What to produce:
Your answer must be every line of the data that contains "valid".

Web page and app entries
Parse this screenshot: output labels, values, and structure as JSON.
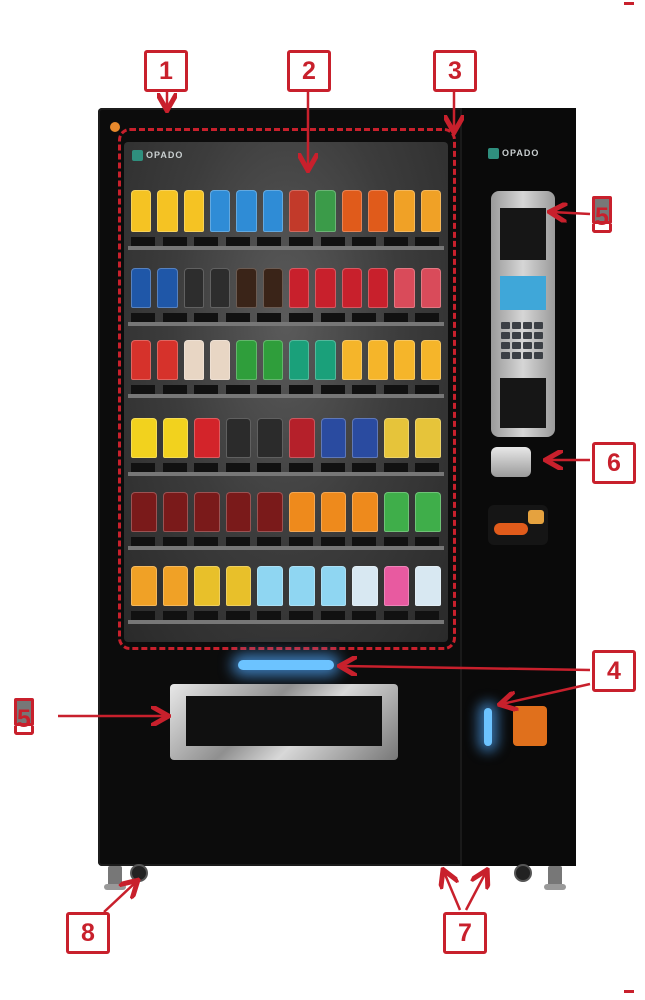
{
  "brand": {
    "name": "OPADO",
    "accent": "#c8202c",
    "led_color": "#6cc3ff"
  },
  "callouts": [
    {
      "id": "c1",
      "label": "1"
    },
    {
      "id": "c2",
      "label": "2"
    },
    {
      "id": "c3",
      "label": "3"
    },
    {
      "id": "c4",
      "label": "4"
    },
    {
      "id": "c5a",
      "label": "5"
    },
    {
      "id": "c5b",
      "label": "5"
    },
    {
      "id": "c6",
      "label": "6"
    },
    {
      "id": "c7",
      "label": "7"
    },
    {
      "id": "c8",
      "label": "8"
    }
  ],
  "shelves": [
    {
      "product_colors": [
        "#f5c323",
        "#f5c323",
        "#f5c323",
        "#2f8cd6",
        "#2f8cd6",
        "#2f8cd6",
        "#c23a2a",
        "#3b9b49",
        "#e05b1b",
        "#e05b1b",
        "#f0a126",
        "#f0a126"
      ]
    },
    {
      "product_colors": [
        "#1f57a8",
        "#1f57a8",
        "#2d2d2d",
        "#2d2d2d",
        "#3a2418",
        "#3a2418",
        "#c8202c",
        "#c8202c",
        "#c8202c",
        "#c8202c",
        "#d94b5a",
        "#d94b5a"
      ]
    },
    {
      "product_colors": [
        "#d6322b",
        "#d6322b",
        "#e8d6c4",
        "#e8d6c4",
        "#2f9e3b",
        "#2f9e3b",
        "#1aa07a",
        "#1aa07a",
        "#f5b52a",
        "#f5b52a",
        "#f5b52a",
        "#f5b52a"
      ]
    },
    {
      "product_colors": [
        "#f2d21e",
        "#f2d21e",
        "#d3242a",
        "#2b2b2b",
        "#2b2b2b",
        "#b5202a",
        "#2a4ba0",
        "#2a4ba0",
        "#e6c43a",
        "#e6c43a"
      ]
    },
    {
      "product_colors": [
        "#7a1a1a",
        "#7a1a1a",
        "#7a1a1a",
        "#7a1a1a",
        "#7a1a1a",
        "#ee8a1c",
        "#ee8a1c",
        "#ee8a1c",
        "#3fae4a",
        "#3fae4a"
      ]
    },
    {
      "product_colors": [
        "#f0a126",
        "#f0a126",
        "#e8c02a",
        "#e8c02a",
        "#8fd6f2",
        "#8fd6f2",
        "#8fd6f2",
        "#d8e8f2",
        "#e85aa0",
        "#d8e8f2"
      ]
    }
  ],
  "icons": [
    "card-reader-icon",
    "keypad-icon",
    "coin-slot-icon",
    "banknote-icon",
    "led-light-icon",
    "coin-return-icon",
    "wheel-icon",
    "leveling-foot-icon"
  ]
}
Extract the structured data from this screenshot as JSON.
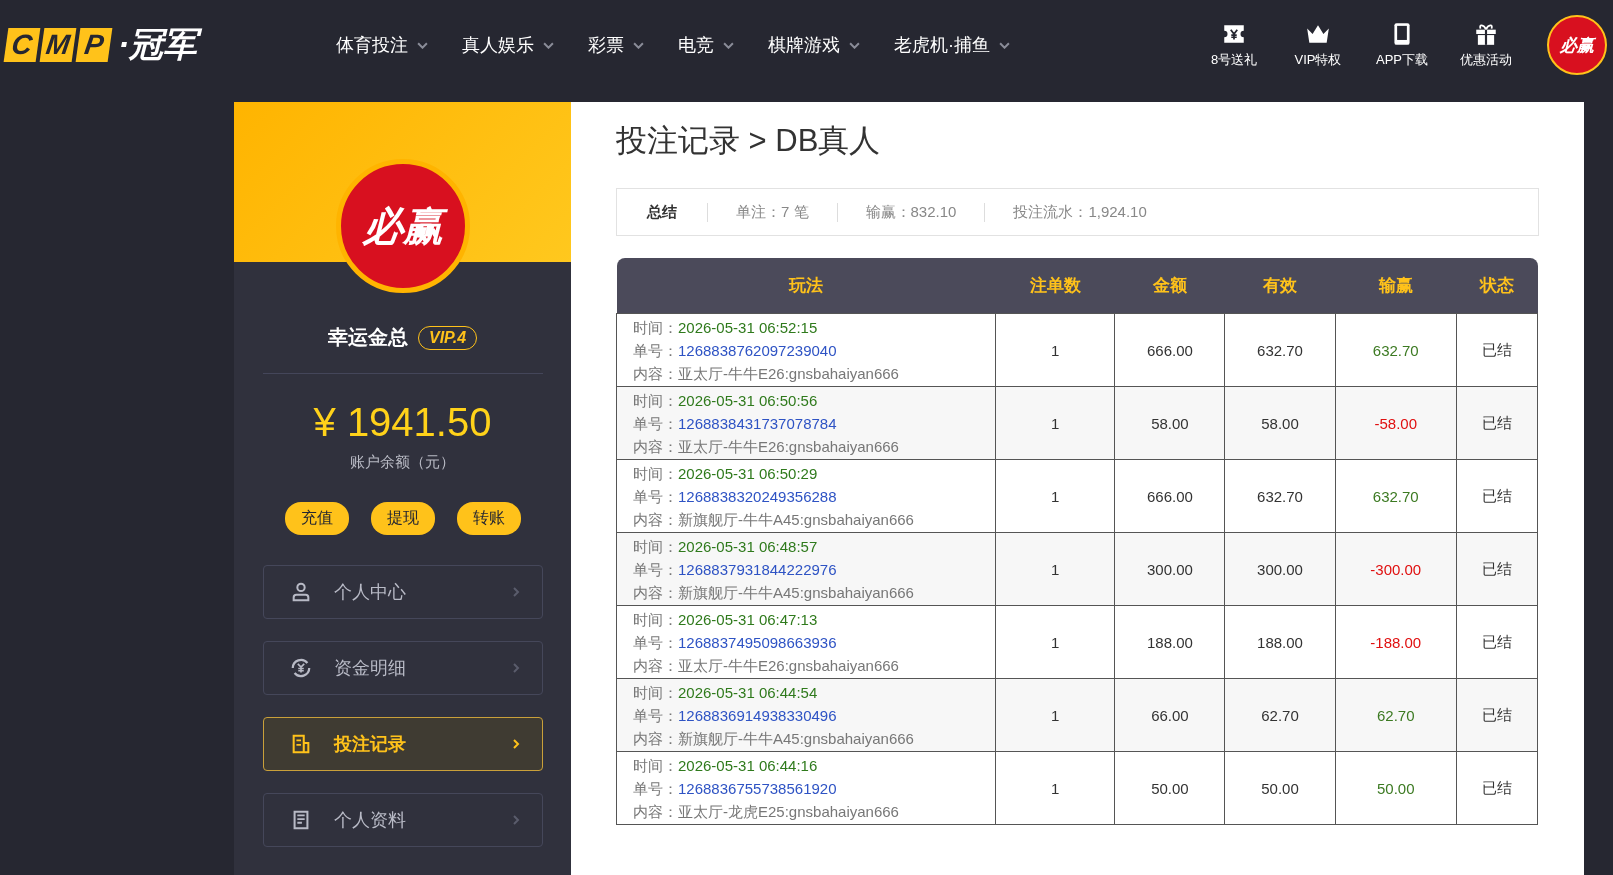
{
  "header": {
    "logo_letters": [
      "C",
      "M",
      "P"
    ],
    "logo_text": "·冠军",
    "nav": [
      {
        "label": "体育投注"
      },
      {
        "label": "真人娱乐"
      },
      {
        "label": "彩票"
      },
      {
        "label": "电竞"
      },
      {
        "label": "棋牌游戏"
      },
      {
        "label": "老虎机·捕鱼"
      }
    ],
    "quick_links": [
      {
        "label": "8号送礼"
      },
      {
        "label": "VIP特权"
      },
      {
        "label": "APP下载"
      },
      {
        "label": "优惠活动"
      }
    ],
    "avatar_text": "必赢"
  },
  "profile": {
    "avatar_text": "必赢",
    "name": "幸运金总",
    "vip": "VIP.4",
    "balance": "¥ 1941.50",
    "balance_label": "账户余额（元）",
    "actions": [
      "充值",
      "提现",
      "转账"
    ]
  },
  "menu": [
    {
      "label": "个人中心",
      "selected": false
    },
    {
      "label": "资金明细",
      "selected": false
    },
    {
      "label": "投注记录",
      "selected": true
    },
    {
      "label": "个人资料",
      "selected": false
    }
  ],
  "page_title": "投注记录 > DB真人",
  "summary": {
    "title": "总结",
    "items": [
      "单注：7 笔",
      "输赢：832.10",
      "投注流水：1,924.10"
    ]
  },
  "table": {
    "columns": [
      "玩法",
      "注单数",
      "金额",
      "有效",
      "输赢",
      "状态"
    ],
    "rows": [
      {
        "time_label": "时间：",
        "time": "2026-05-31 06:52:15",
        "id_label": "单号：",
        "id": "1268838762097239040",
        "content_label": "内容：",
        "content": "亚太厅-牛牛E26:gnsbahaiyan666",
        "count": "1",
        "amount": "666.00",
        "valid": "632.70",
        "result": "632.70",
        "color": "#3c7a22",
        "status": "已结"
      },
      {
        "time_label": "时间：",
        "time": "2026-05-31 06:50:56",
        "id_label": "单号：",
        "id": "1268838431737078784",
        "content_label": "内容：",
        "content": "亚太厅-牛牛E26:gnsbahaiyan666",
        "count": "1",
        "amount": "58.00",
        "valid": "58.00",
        "result": "-58.00",
        "color": "#e01010",
        "status": "已结"
      },
      {
        "time_label": "时间：",
        "time": "2026-05-31 06:50:29",
        "id_label": "单号：",
        "id": "1268838320249356288",
        "content_label": "内容：",
        "content": "新旗舰厅-牛牛A45:gnsbahaiyan666",
        "count": "1",
        "amount": "666.00",
        "valid": "632.70",
        "result": "632.70",
        "color": "#3c7a22",
        "status": "已结"
      },
      {
        "time_label": "时间：",
        "time": "2026-05-31 06:48:57",
        "id_label": "单号：",
        "id": "1268837931844222976",
        "content_label": "内容：",
        "content": "新旗舰厅-牛牛A45:gnsbahaiyan666",
        "count": "1",
        "amount": "300.00",
        "valid": "300.00",
        "result": "-300.00",
        "color": "#e01010",
        "status": "已结"
      },
      {
        "time_label": "时间：",
        "time": "2026-05-31 06:47:13",
        "id_label": "单号：",
        "id": "1268837495098663936",
        "content_label": "内容：",
        "content": "亚太厅-牛牛E26:gnsbahaiyan666",
        "count": "1",
        "amount": "188.00",
        "valid": "188.00",
        "result": "-188.00",
        "color": "#e01010",
        "status": "已结"
      },
      {
        "time_label": "时间：",
        "time": "2026-05-31 06:44:54",
        "id_label": "单号：",
        "id": "1268836914938330496",
        "content_label": "内容：",
        "content": "新旗舰厅-牛牛A45:gnsbahaiyan666",
        "count": "1",
        "amount": "66.00",
        "valid": "62.70",
        "result": "62.70",
        "color": "#3c7a22",
        "status": "已结"
      },
      {
        "time_label": "时间：",
        "time": "2026-05-31 06:44:16",
        "id_label": "单号：",
        "id": "1268836755738561920",
        "content_label": "内容：",
        "content": "亚太厅-龙虎E25:gnsbahaiyan666",
        "count": "1",
        "amount": "50.00",
        "valid": "50.00",
        "result": "50.00",
        "color": "#3c7a22",
        "status": "已结"
      }
    ]
  }
}
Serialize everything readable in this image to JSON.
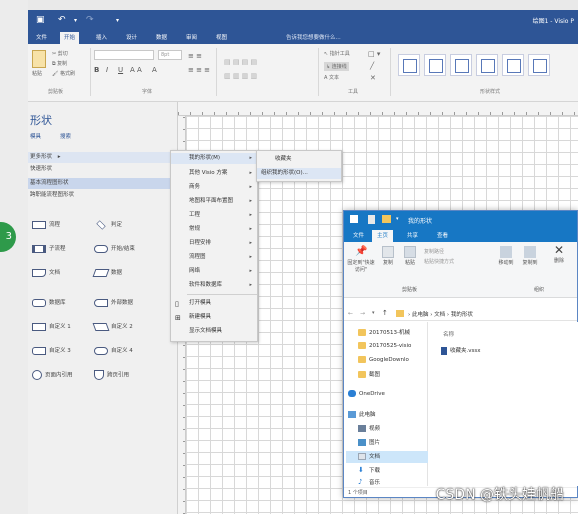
{
  "visio": {
    "window_title": "绘图1 - Visio P",
    "tabs": [
      "文件",
      "开始",
      "插入",
      "设计",
      "数据",
      "审阅",
      "视图"
    ],
    "active_tab": "开始",
    "tell_me": "告诉我您想要做什么...",
    "ribbon": {
      "clipboard": {
        "paste": "粘贴",
        "cut": "剪切",
        "copy": "复制",
        "format_painter": "格式刷",
        "group": "剪贴板"
      },
      "font": {
        "group": "字体",
        "size_placeholder": "8pt"
      },
      "tools": {
        "pointer": "指针工具",
        "connector": "连接线",
        "text": "文本",
        "group": "工具"
      },
      "shape_styles": {
        "group": "形状样式"
      }
    },
    "shapes_pane": {
      "title": "形状",
      "links": [
        "模具",
        "搜索"
      ],
      "stencils": [
        "更多形状",
        "快速形状",
        "基本流程图形状",
        "跨职能流程图形状"
      ],
      "shapes": [
        [
          "流程",
          "判定"
        ],
        [
          "子流程",
          "开始/结束"
        ],
        [
          "文档",
          "数据"
        ],
        [
          "数据库",
          "外部数据"
        ],
        [
          "自定义 1",
          "自定义 2"
        ],
        [
          "自定义 3",
          "自定义 4"
        ],
        [
          "页面内引用",
          "跨页引用"
        ]
      ]
    },
    "menu1": {
      "items": [
        "我的形状(M)",
        "其他 Visio 方案",
        "商务",
        "地图和平面布置图",
        "工程",
        "常规",
        "日程安排",
        "流程图",
        "网络",
        "软件和数据库"
      ],
      "actions": [
        "打开模具",
        "新建模具",
        "显示文档模具"
      ]
    },
    "menu2": {
      "items": [
        "收藏夹",
        "组织我的形状(O)..."
      ]
    }
  },
  "explorer": {
    "title": "我的形状",
    "tabs": [
      "文件",
      "主页",
      "共享",
      "查看"
    ],
    "ribbon": {
      "pin": "固定到\"快速访问\"",
      "copy": "复制",
      "paste": "粘贴",
      "copy_path": "复制路径",
      "paste_shortcut": "粘贴快捷方式",
      "move_to": "移动到",
      "copy_to": "复制到",
      "delete": "删除",
      "clipboard_group": "剪贴板",
      "organize_group": "组织"
    },
    "breadcrumb": [
      "此电脑",
      "文档",
      "我的形状"
    ],
    "nav": {
      "folders": [
        "20170513-机械",
        "20170525-visio",
        "GoogleDownlo",
        "截图"
      ],
      "onedrive": "OneDrive",
      "this_pc": "此电脑",
      "pc_items": [
        "视频",
        "图片",
        "文档",
        "下载",
        "音乐"
      ]
    },
    "column_header": "名称",
    "files": [
      "收藏夹.vssx"
    ],
    "status": "1 个项目"
  },
  "watermark": "CSDN @铁头娃帆船",
  "colors": {
    "visio_blue": "#2e5596",
    "explorer_blue": "#1777c4",
    "folder": "#f2c55c"
  }
}
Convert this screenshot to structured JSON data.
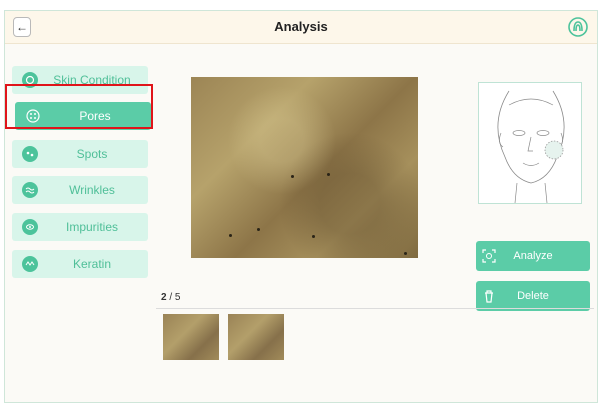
{
  "header": {
    "title": "Analysis",
    "back_label": "←"
  },
  "sidebar": {
    "items": [
      {
        "label": "Skin Condition",
        "icon": "skin-condition-icon",
        "active": false
      },
      {
        "label": "Pores",
        "icon": "pores-icon",
        "active": true
      },
      {
        "label": "Spots",
        "icon": "spots-icon",
        "active": false
      },
      {
        "label": "Wrinkles",
        "icon": "wrinkles-icon",
        "active": false
      },
      {
        "label": "Impurities",
        "icon": "impurities-icon",
        "active": false
      },
      {
        "label": "Keratin",
        "icon": "keratin-icon",
        "active": false
      }
    ]
  },
  "actions": {
    "analyze_label": "Analyze",
    "delete_label": "Delete"
  },
  "gallery": {
    "current": "2",
    "separator": "/",
    "total": "5",
    "thumbnail_count": 2
  },
  "colors": {
    "accent": "#5bcca7",
    "accent_light": "#d8f5ea",
    "highlight": "#e0141a"
  }
}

Solution for this problem:
        "valid": "632.70",
        "valid": "58.00",
        "valid": "632.70",
        "valid": "300.00",
        "valid": "188.00",
        "valid": "62.70",
        "valid": "50.00",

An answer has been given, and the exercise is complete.